Palin echoed Kelly's frustration with Green in her response:
Lyda was supposed to call me today between 3-4 between flights, but I never did hear from her. If she does reach me, to chew me out, I'm going to tell her exactly what I think about all this. amazing that Tuckeman and her people succeeded to a degree here on putting the burden on us instead of her being held accountable. We are receiving great criticism by those who are misunderstanding the issue, and the process.
-- Elise Foley
06/11/2011 10:20 AM EDT
'First Dude' Spurs Action
The Los Angeles Times reports on an exchange that offers insight into the role Sarah Palin's husband played in her administration:
Todd Palin sent his wife an email to her personal account July 4, 2008, complaining that the Peter Pan Seafood operation that he provided with salmon out of the Bristol Bay was "plugged up" -- meaning that the processor was at capacity and couldn't handle any more fish. "Way to [sic] early to be on limits," he wrote. "Just venting."
According to the Times, the then-governor passed along her husband's email to her chief of staff at the time. In forwarding the message, she wrote, "This will have to be another mission we get on."
A fisheries policy adviser to Palin provided her and her chief of staff with an update on the matter days later.
06/11/2011 10:01 AM EDT
Palin Received Death Threats In 2008
In the wake of being tapped to be John McCain's running mate in 2008, Sarah Palin received death threats as her presence grew on the political scene.
AFP reports on the revelation:
"She doesn't belong to the NRA (National Rifle Association) to support the right of each citizen to have weapons in an aim of self-defence, but just to support the right of every Southern white citizen to shoot all non-white people legally!" wrote a sender identified as Dominique Villacrouz.

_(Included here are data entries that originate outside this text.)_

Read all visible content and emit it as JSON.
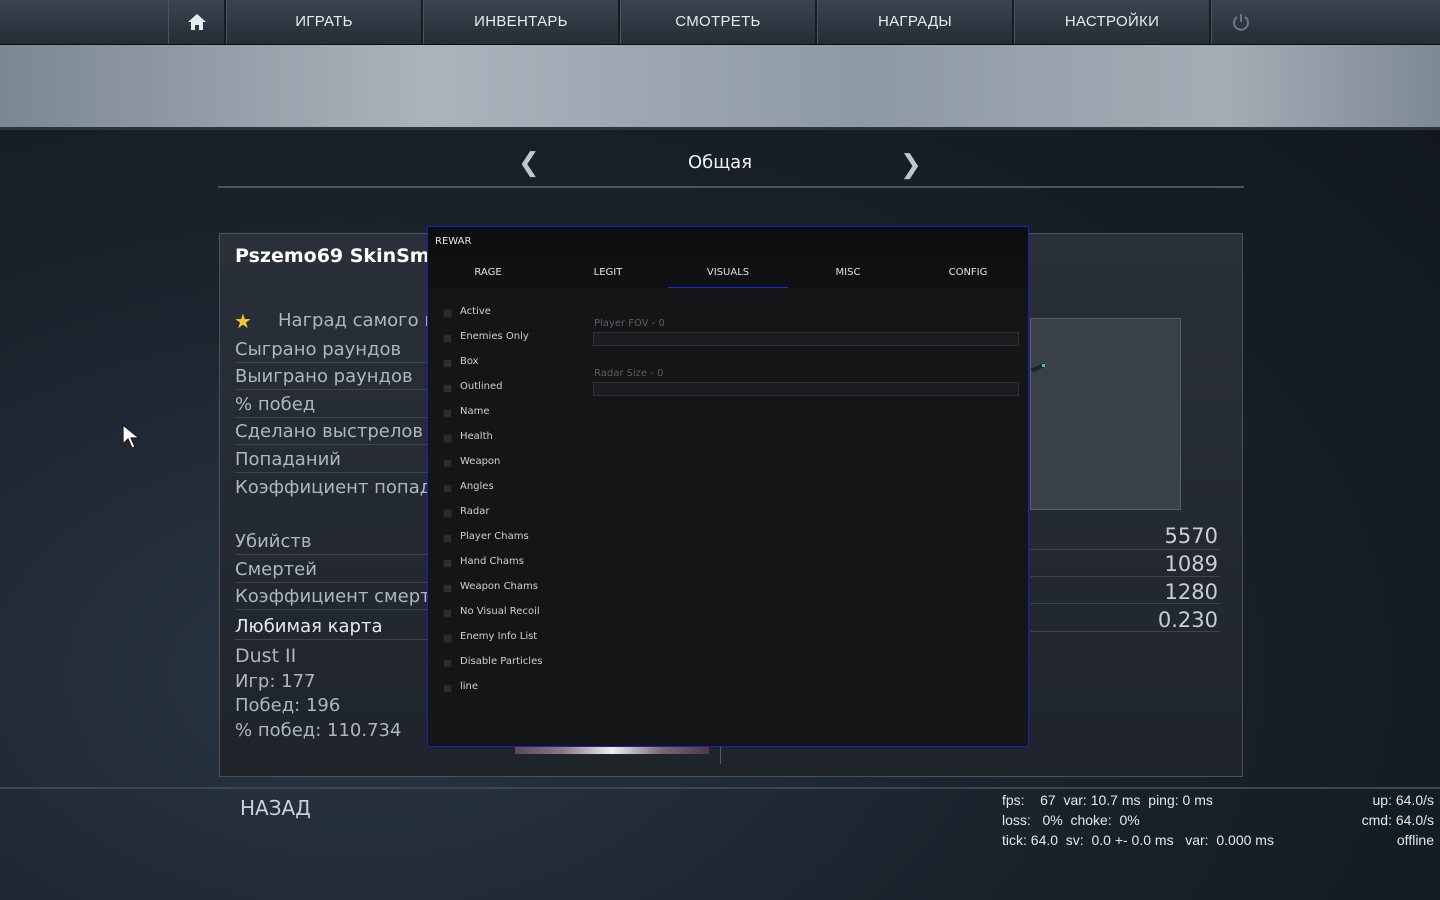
{
  "nav": {
    "items": [
      "ИГРАТЬ",
      "ИНВЕНТАРЬ",
      "СМОТРЕТЬ",
      "НАГРАДЫ",
      "НАСТРОЙКИ"
    ]
  },
  "category": {
    "title": "Общая"
  },
  "player": {
    "name": "Pszemo69 SkinSmas"
  },
  "stats": {
    "labels": [
      "Наград самого це",
      "Сыграно раундов",
      "Выиграно раундов",
      "% побед",
      "Сделано выстрелов",
      "Попаданий",
      "Коэффициент попада",
      "Убийств",
      "Смертей",
      "Коэффициент смерте",
      "Любимая карта",
      "Dust II",
      "Игр: 177",
      "Побед: 196",
      "% побед: 110.734"
    ],
    "values": [
      "5570",
      "1089",
      "1280",
      "0.230"
    ]
  },
  "back_label": "НАЗАД",
  "netgraph": {
    "line1": "fps:    67  var: 10.7 ms  ping: 0 ms",
    "line2": "loss:   0%  choke:  0%",
    "line3": "tick: 64.0  sv:  0.0 +- 0.0 ms   var:  0.000 ms",
    "r1": "up: 64.0/s",
    "r2": "cmd: 64.0/s",
    "r3": "offline"
  },
  "menu": {
    "title": "REWAR",
    "tabs": [
      "RAGE",
      "LEGIT",
      "VISUALS",
      "MISC",
      "CONFIG"
    ],
    "active_tab": "VISUALS",
    "accent_color": "#1d28e0",
    "checkboxes": [
      "Active",
      "Enemies Only",
      "Box",
      "Outlined",
      "Name",
      "Health",
      "Weapon",
      "Angles",
      "Radar",
      "Player Chams",
      "Hand Chams",
      "Weapon Chams",
      "No Visual Recoil",
      "Enemy Info List",
      "Disable Particles",
      "line"
    ],
    "sliders": [
      {
        "label": "Player FOV - 0",
        "value": 0
      },
      {
        "label": "Radar Size - 0",
        "value": 0
      }
    ]
  },
  "icons": {
    "home": "home-icon",
    "power": "power-icon",
    "star": "star-icon",
    "cursor": "cursor-icon",
    "prev": "chevron-left-icon",
    "next": "chevron-right-icon"
  }
}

"Sarah Palin MUST BE KILLED," said the email, highlighted by the Los Angeles Times.In another message dated September 12, a resident in Antwerp, Belgium, also called for Palin to be shot, saying that "only on that moment justice will be accomplished," the LA Times said.